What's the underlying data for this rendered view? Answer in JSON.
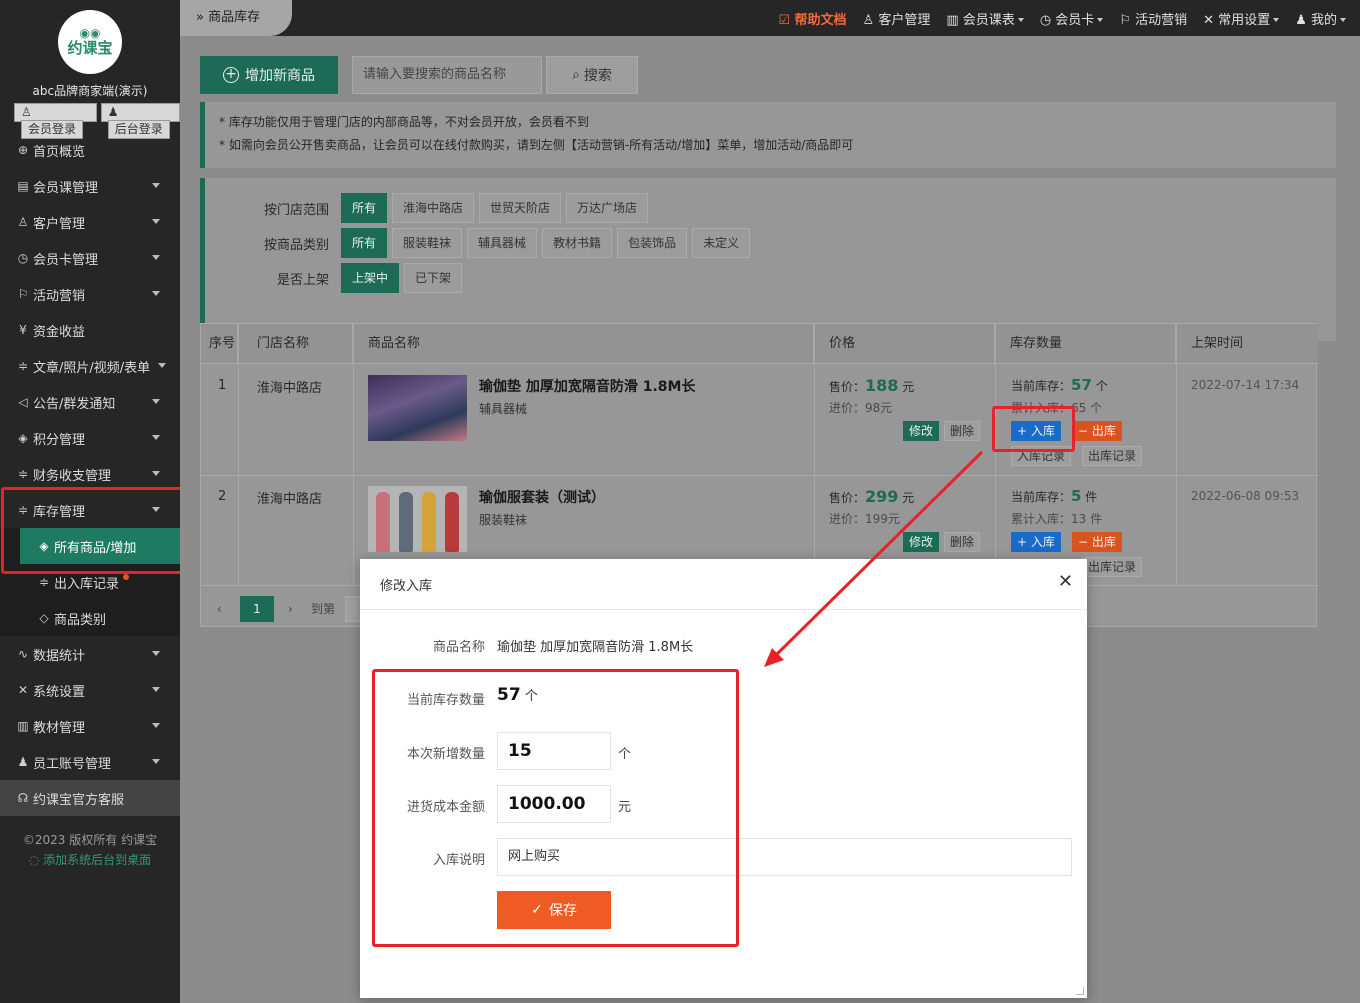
{
  "sidebar": {
    "logo_text": "约课宝",
    "merchant": "abc品牌商家端(演示)",
    "member_login": "会员登录",
    "admin_login": "后台登录",
    "items": [
      {
        "label": "首页概览",
        "icon": "globe-icon",
        "glyph": "⊕"
      },
      {
        "label": "会员课管理",
        "icon": "document-icon",
        "glyph": "▤"
      },
      {
        "label": "客户管理",
        "icon": "user-icon",
        "glyph": "♙"
      },
      {
        "label": "会员卡管理",
        "icon": "clock-icon",
        "glyph": "◷"
      },
      {
        "label": "活动营销",
        "icon": "flag-icon",
        "glyph": "⚐"
      },
      {
        "label": "资金收益",
        "icon": "yen-icon",
        "glyph": "¥"
      },
      {
        "label": "文章/照片/视频/表单",
        "icon": "sliders-icon",
        "glyph": "≑"
      },
      {
        "label": "公告/群发通知",
        "icon": "megaphone-icon",
        "glyph": "◁"
      },
      {
        "label": "积分管理",
        "icon": "diamond-icon",
        "glyph": "◈"
      },
      {
        "label": "财务收支管理",
        "icon": "sliders-icon",
        "glyph": "≑"
      },
      {
        "label": "库存管理",
        "icon": "sliders-icon",
        "glyph": "≑"
      }
    ],
    "sub_items": [
      {
        "label": "所有商品/增加",
        "icon": "layers-icon",
        "glyph": "◈"
      },
      {
        "label": "出入库记录",
        "icon": "sliders-icon",
        "glyph": "≑"
      },
      {
        "label": "商品类别",
        "icon": "tag-icon",
        "glyph": "◇"
      }
    ],
    "items2": [
      {
        "label": "数据统计",
        "icon": "pulse-icon",
        "glyph": "∿"
      },
      {
        "label": "系统设置",
        "icon": "tools-icon",
        "glyph": "✕"
      },
      {
        "label": "教材管理",
        "icon": "book-icon",
        "glyph": "▥"
      },
      {
        "label": "员工账号管理",
        "icon": "person-icon",
        "glyph": "♟"
      }
    ],
    "service": "约课宝官方客服",
    "copyright": "©2023 版权所有 约课宝",
    "add_desktop": "添加系统后台到桌面"
  },
  "topbar": {
    "current_tab": "商品库存",
    "help": "帮助文档",
    "customers": "客户管理",
    "schedule": "会员课表",
    "card": "会员卡",
    "marketing": "活动营销",
    "settings": "常用设置",
    "me": "我的"
  },
  "toolbar": {
    "add_label": "增加新商品",
    "search_placeholder": "请输入要搜索的商品名称",
    "search_label": "搜索"
  },
  "notice": {
    "line1": "* 库存功能仅用于管理门店的内部商品等，不对会员开放，会员看不到",
    "line2": "* 如需向会员公开售卖商品，让会员可以在线付款购买，请到左侧【活动营销-所有活动/增加】菜单，增加活动/商品即可"
  },
  "filters": {
    "store_label": "按门店范围",
    "stores": [
      "所有",
      "淮海中路店",
      "世贸天阶店",
      "万达广场店"
    ],
    "category_label": "按商品类别",
    "categories": [
      "所有",
      "服装鞋袜",
      "辅具器械",
      "教材书籍",
      "包装饰品",
      "未定义"
    ],
    "status_label": "是否上架",
    "statuses": [
      "上架中",
      "已下架"
    ]
  },
  "table": {
    "headers": [
      "序号",
      "门店名称",
      "商品名称",
      "价格",
      "库存数量",
      "上架时间"
    ],
    "rows": [
      {
        "no": "1",
        "store": "淮海中路店",
        "name": "瑜伽垫 加厚加宽隔音防滑 1.8M长",
        "category": "辅具器械",
        "price_label": "售价：",
        "price": "188",
        "price_unit": "元",
        "cost": "进价：98元",
        "stock_label": "当前库存：",
        "stock": "57",
        "stock_unit": "个",
        "total_in": "累计入库：65 个",
        "date": "2022-07-14 17:34"
      },
      {
        "no": "2",
        "store": "淮海中路店",
        "name": "瑜伽服套装（测试）",
        "category": "服装鞋袜",
        "price_label": "售价：",
        "price": "299",
        "price_unit": "元",
        "cost": "进价：199元",
        "stock_label": "当前库存：",
        "stock": "5",
        "stock_unit": "件",
        "total_in": "累计入库：13 件",
        "date": "2022-06-08 09:53"
      }
    ],
    "edit": "修改",
    "delete": "删除",
    "stock_in": "入库",
    "stock_out": "出库",
    "in_record": "入库记录",
    "out_record": "出库记录"
  },
  "pager": {
    "current": "1",
    "goto": "到第"
  },
  "modal": {
    "title": "修改入库",
    "name_label": "商品名称",
    "name_value": "瑜伽垫 加厚加宽隔音防滑 1.8M长",
    "current_label": "当前库存数量",
    "current_value": "57",
    "current_unit": "个",
    "add_label": "本次新增数量",
    "add_value": "15",
    "add_unit": "个",
    "cost_label": "进货成本金额",
    "cost_value": "1000.00",
    "cost_unit": "元",
    "note_label": "入库说明",
    "note_value": "网上购买",
    "save_label": "保存"
  },
  "colors": {
    "accent": "#1d6b56",
    "annotation": "#e8212a",
    "save": "#f05a24",
    "stock_in": "#1a6ac7",
    "stock_out": "#d8541e"
  }
}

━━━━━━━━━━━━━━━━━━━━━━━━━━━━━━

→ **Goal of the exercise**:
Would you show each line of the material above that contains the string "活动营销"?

→ **Solution to the problem**:
        "label": "活动营销",
    "marketing": "活动营销",
    "line2": "* 如需向会员公开售卖商品，让会员可以在线付款购买，请到左侧【活动营销-所有活动/增加】菜单，增加活动/商品即可"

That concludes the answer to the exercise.